    came across. A few Japanese officers were principled, but it can
    fairly be said that the Japanese then were worse than animals.
  13. markieboy

    markieboy Senior Member

    Apr 18, 2007
    Washington State
    I'm sure you may have some ill will towards Japan, as this seems completely normal. However, keep in mind that we live in a different time than 50 years ago. The people had a different mindset and had evil actions. But they are human as well, just like the rest of us.

    The holocaust was, IMO, the worst atrocity in human history. However, people of every nation still flock to Germany. In the United States, the predominant treatment of black slaves was also cruel and heartless. However, the United States is still considered the greatest country in the world today. Many give up all their possessions just to set foot on this great land.

    So every country and people have their dark past. This is true of every culture. We will never forget any wrongs done to us. But we should try and always keep an open mind in everything in life.

    Just my two cents.
  14. i_am_infinity

    i_am_infinity Pang Altar

    Jun 20, 2005
    To Infinity and Beyond
    my grandmother died when they were bombed at Fuga Island bt the Japanese.
  15. BrassKnuckle


    Mar 2, 2008
    During WW2, the women would hide whenever Japanese soldiers entered a town.
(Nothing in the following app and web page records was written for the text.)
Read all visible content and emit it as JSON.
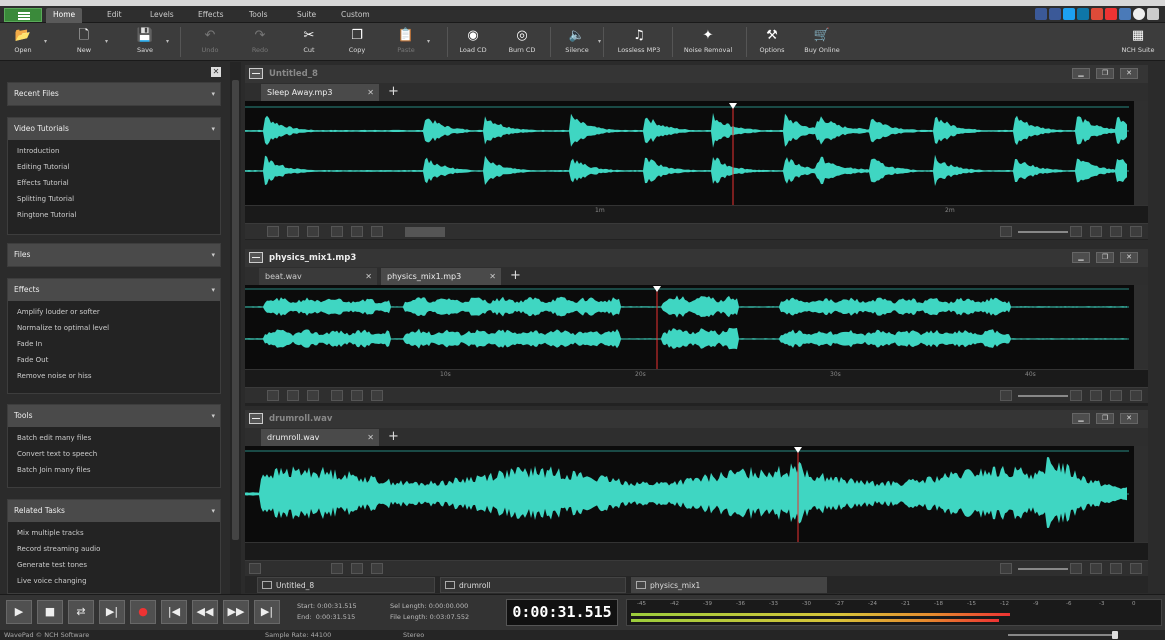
{
  "ribbon_tabs": [
    "Home",
    "Edit",
    "Levels",
    "Effects",
    "Tools",
    "Suite",
    "Custom"
  ],
  "active_tab": "Home",
  "ribbon": {
    "open": "Open",
    "new": "New",
    "save": "Save",
    "undo": "Undo",
    "redo": "Redo",
    "cut": "Cut",
    "copy": "Copy",
    "paste": "Paste",
    "load_cd": "Load CD",
    "burn_cd": "Burn CD",
    "silence": "Silence",
    "lossless_mp3": "Lossless MP3",
    "noise_removal": "Noise Removal",
    "options": "Options",
    "buy_online": "Buy Online",
    "nch_suite": "NCH Suite"
  },
  "sidebar": {
    "recent_files": "Recent Files",
    "video_tutorials": {
      "title": "Video Tutorials",
      "items": [
        "Introduction",
        "Editing Tutorial",
        "Effects Tutorial",
        "Splitting Tutorial",
        "Ringtone Tutorial"
      ]
    },
    "files": "Files",
    "effects": {
      "title": "Effects",
      "items": [
        "Amplify louder or softer",
        "Normalize to optimal level",
        "Fade In",
        "Fade Out",
        "Remove noise or hiss"
      ]
    },
    "tools": {
      "title": "Tools",
      "items": [
        "Batch edit many files",
        "Convert text to speech",
        "Batch Join many files"
      ]
    },
    "related": {
      "title": "Related Tasks",
      "items": [
        "Mix multiple tracks",
        "Record streaming audio",
        "Generate test tones",
        "Live voice changing"
      ]
    }
  },
  "panels": {
    "p1": {
      "title": "Untitled_8",
      "tab1": "Sleep Away.mp3",
      "ruler": [
        "1m",
        "2m"
      ]
    },
    "p2": {
      "title": "physics_mix1.mp3",
      "tab1": "beat.wav",
      "tab2": "physics_mix1.mp3",
      "ruler": [
        "10s",
        "20s",
        "30s",
        "40s"
      ]
    },
    "p3": {
      "title": "drumroll.wav",
      "tab1": "drumroll.wav"
    }
  },
  "bottom_tabs": [
    "Untitled_8",
    "drumroll",
    "physics_mix1"
  ],
  "transport": {
    "start_label": "Start:",
    "start": "0:00:31.515",
    "end_label": "End:",
    "end": "0:00:31.515",
    "sel_length_label": "Sel Length:",
    "sel_length": "0:00:00.000",
    "file_length_label": "File Length:",
    "file_length": "0:03:07.552",
    "time": "0:00:31.515"
  },
  "meter_labels": [
    "-45",
    "-42",
    "-39",
    "-36",
    "-33",
    "-30",
    "-27",
    "-24",
    "-21",
    "-18",
    "-15",
    "-12",
    "-9",
    "-6",
    "-3",
    "0"
  ],
  "meter_levels": {
    "left": 0.72,
    "right": 0.7
  },
  "status": {
    "app": "WavePad © NCH Software",
    "sample_rate": "Sample Rate: 44100",
    "channels": "Stereo"
  },
  "colors": {
    "wave": "#3fd6c2",
    "playhead": "#e83030",
    "accent": "#3a8a3a"
  }
}
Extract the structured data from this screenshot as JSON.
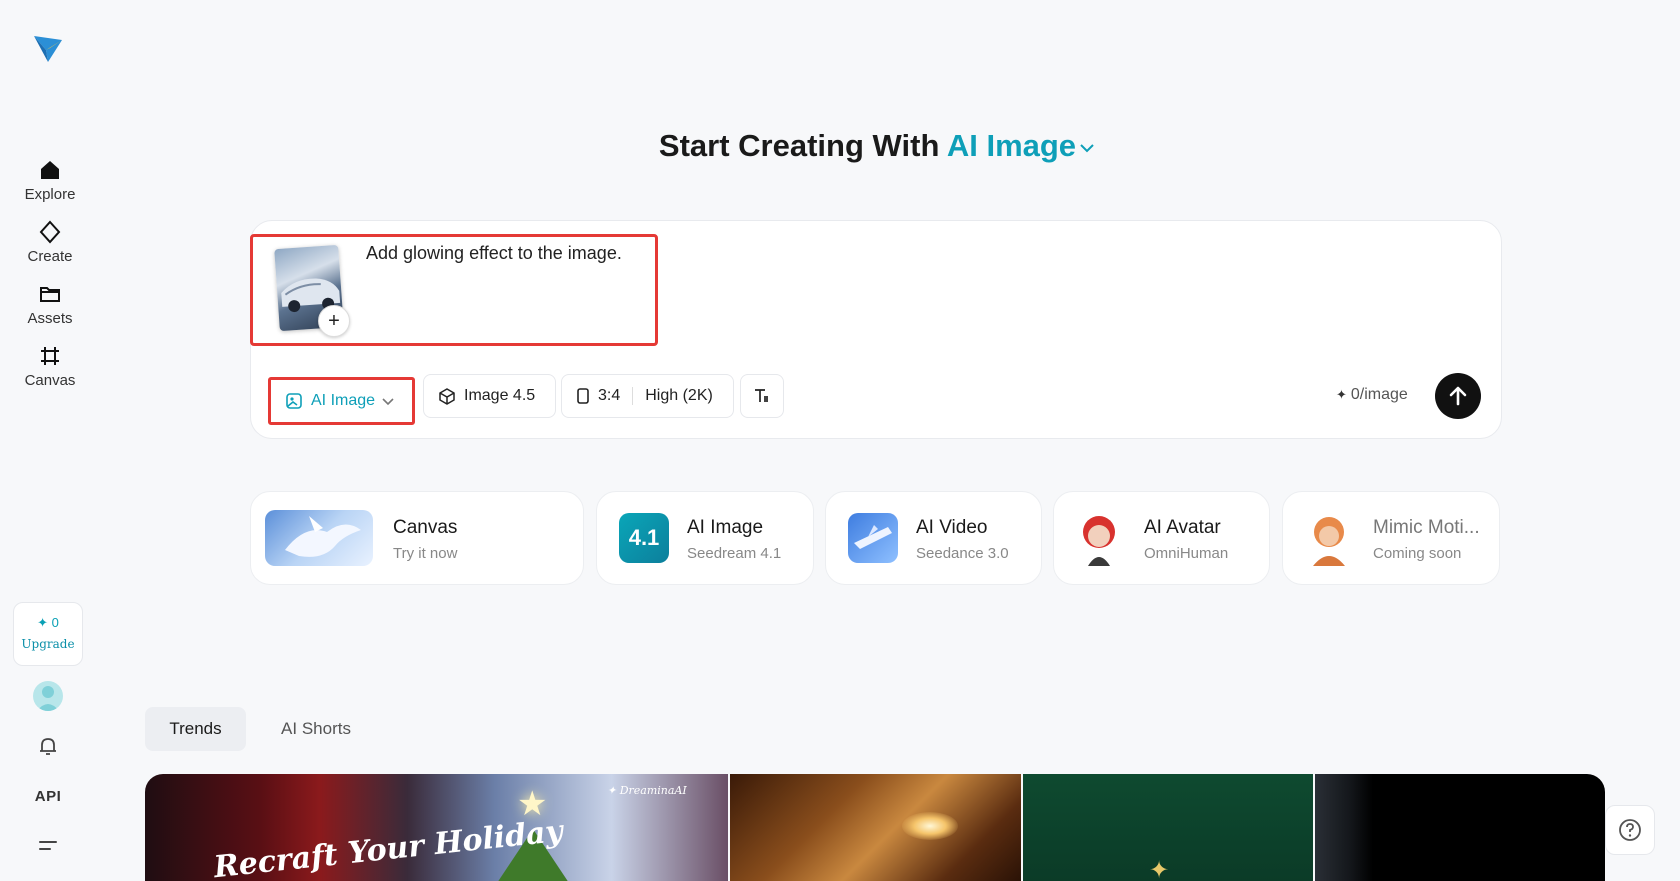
{
  "sidebar": {
    "logo_icon": "dreamina-logo-icon",
    "items": [
      {
        "label": "Explore",
        "icon": "home-icon"
      },
      {
        "label": "Create",
        "icon": "diamond-sparkle-icon"
      },
      {
        "label": "Assets",
        "icon": "folder-icon"
      },
      {
        "label": "Canvas",
        "icon": "crop-canvas-icon"
      }
    ],
    "credits": "0",
    "upgrade_label": "Upgrade",
    "api_label": "API"
  },
  "heading": {
    "prefix": "Start Creating With",
    "accent": "AI Image"
  },
  "prompt": {
    "text": "Add glowing effect to the image.",
    "add_symbol": "+"
  },
  "toolbar": {
    "type_label": "AI Image",
    "model_label": "Image 4.5",
    "ratio_label": "3:4",
    "quality_label": "High (2K)",
    "cost_label": "0/image"
  },
  "tools": [
    {
      "title": "Canvas",
      "subtitle": "Try it now"
    },
    {
      "title": "AI Image",
      "subtitle": "Seedream 4.1",
      "badge": "4.1"
    },
    {
      "title": "AI Video",
      "subtitle": "Seedance 3.0"
    },
    {
      "title": "AI Avatar",
      "subtitle": "OmniHuman"
    },
    {
      "title": "Mimic Moti...",
      "subtitle": "Coming soon"
    }
  ],
  "tabs": [
    {
      "label": "Trends"
    },
    {
      "label": "AI Shorts"
    }
  ],
  "gallery": {
    "tile1_title": "Recraft Your Holiday",
    "tile1_brand": "✦ DreaminaAI"
  },
  "colors": {
    "accent": "#0e9fb8",
    "highlight": "#e53935",
    "send_button": "#111111"
  }
}
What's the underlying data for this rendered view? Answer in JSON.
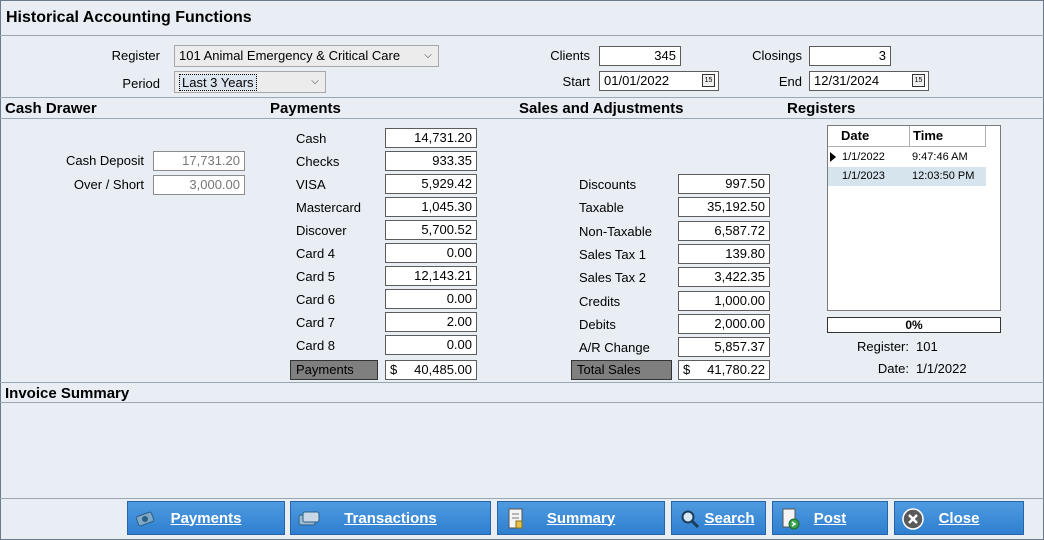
{
  "window": {
    "title": "Historical Accounting Functions"
  },
  "filters": {
    "register_label": "Register",
    "register_value": "101 Animal Emergency & Critical Care",
    "period_label": "Period",
    "period_value": "Last 3 Years",
    "clients_label": "Clients",
    "clients_value": "345",
    "closings_label": "Closings",
    "closings_value": "3",
    "start_label": "Start",
    "start_value": "01/01/2022",
    "end_label": "End",
    "end_value": "12/31/2024"
  },
  "sections": {
    "cash_drawer": "Cash Drawer",
    "payments": "Payments",
    "sales": "Sales and Adjustments",
    "registers": "Registers",
    "invoice_summary": "Invoice Summary"
  },
  "cash_drawer": {
    "deposit_label": "Cash Deposit",
    "deposit_value": "17,731.20",
    "overshort_label": "Over / Short",
    "overshort_value": "3,000.00"
  },
  "payments": {
    "items": [
      {
        "label": "Cash",
        "value": "14,731.20"
      },
      {
        "label": "Checks",
        "value": "933.35"
      },
      {
        "label": "VISA",
        "value": "5,929.42"
      },
      {
        "label": "Mastercard",
        "value": "1,045.30"
      },
      {
        "label": "Discover",
        "value": "5,700.52"
      },
      {
        "label": "Card 4",
        "value": "0.00"
      },
      {
        "label": "Card 5",
        "value": "12,143.21"
      },
      {
        "label": "Card 6",
        "value": "0.00"
      },
      {
        "label": "Card 7",
        "value": "2.00"
      },
      {
        "label": "Card 8",
        "value": "0.00"
      }
    ],
    "total_label": "Payments",
    "total_currency": "$",
    "total_value": "40,485.00"
  },
  "sales": {
    "items": [
      {
        "label": "Discounts",
        "value": "997.50"
      },
      {
        "label": "Taxable",
        "value": "35,192.50"
      },
      {
        "label": "Non-Taxable",
        "value": "6,587.72"
      },
      {
        "label": "Sales Tax 1",
        "value": "139.80"
      },
      {
        "label": "Sales Tax 2",
        "value": "3,422.35"
      },
      {
        "label": "Credits",
        "value": "1,000.00"
      },
      {
        "label": "Debits",
        "value": "2,000.00"
      },
      {
        "label": "A/R Change",
        "value": "5,857.37"
      }
    ],
    "total_label": "Total Sales",
    "total_currency": "$",
    "total_value": "41,780.22"
  },
  "registers": {
    "columns": [
      "Date",
      "Time"
    ],
    "rows": [
      {
        "date": "1/1/2022",
        "time": "9:47:46 AM"
      },
      {
        "date": "1/1/2023",
        "time": "12:03:50 PM"
      }
    ],
    "progress": 0,
    "progress_text": "0%",
    "register_label": "Register:",
    "register_value": "101",
    "date_label": "Date:",
    "date_value": "1/1/2022"
  },
  "buttons": {
    "payments": "Payments",
    "transactions": "Transactions",
    "summary": "Summary",
    "search": "Search",
    "post": "Post",
    "close": "Close"
  },
  "icons": {
    "payments": "money-icon",
    "transactions": "cards-icon",
    "summary": "document-icon",
    "search": "magnifier-icon",
    "post": "post-document-icon",
    "close": "close-circle-icon"
  }
}
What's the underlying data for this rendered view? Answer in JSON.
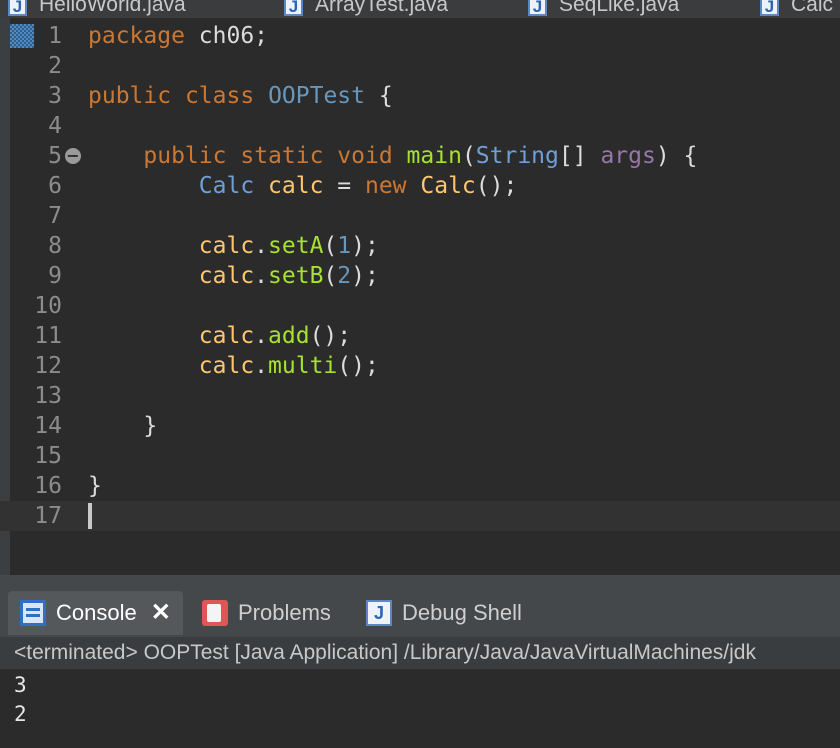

Nowadays, the women put on makeup and go out when there are Japanese tourists around.

    Times have changed...
    Last edited: Sep 3, 2009
  16. bulm540


    Jun 18, 2004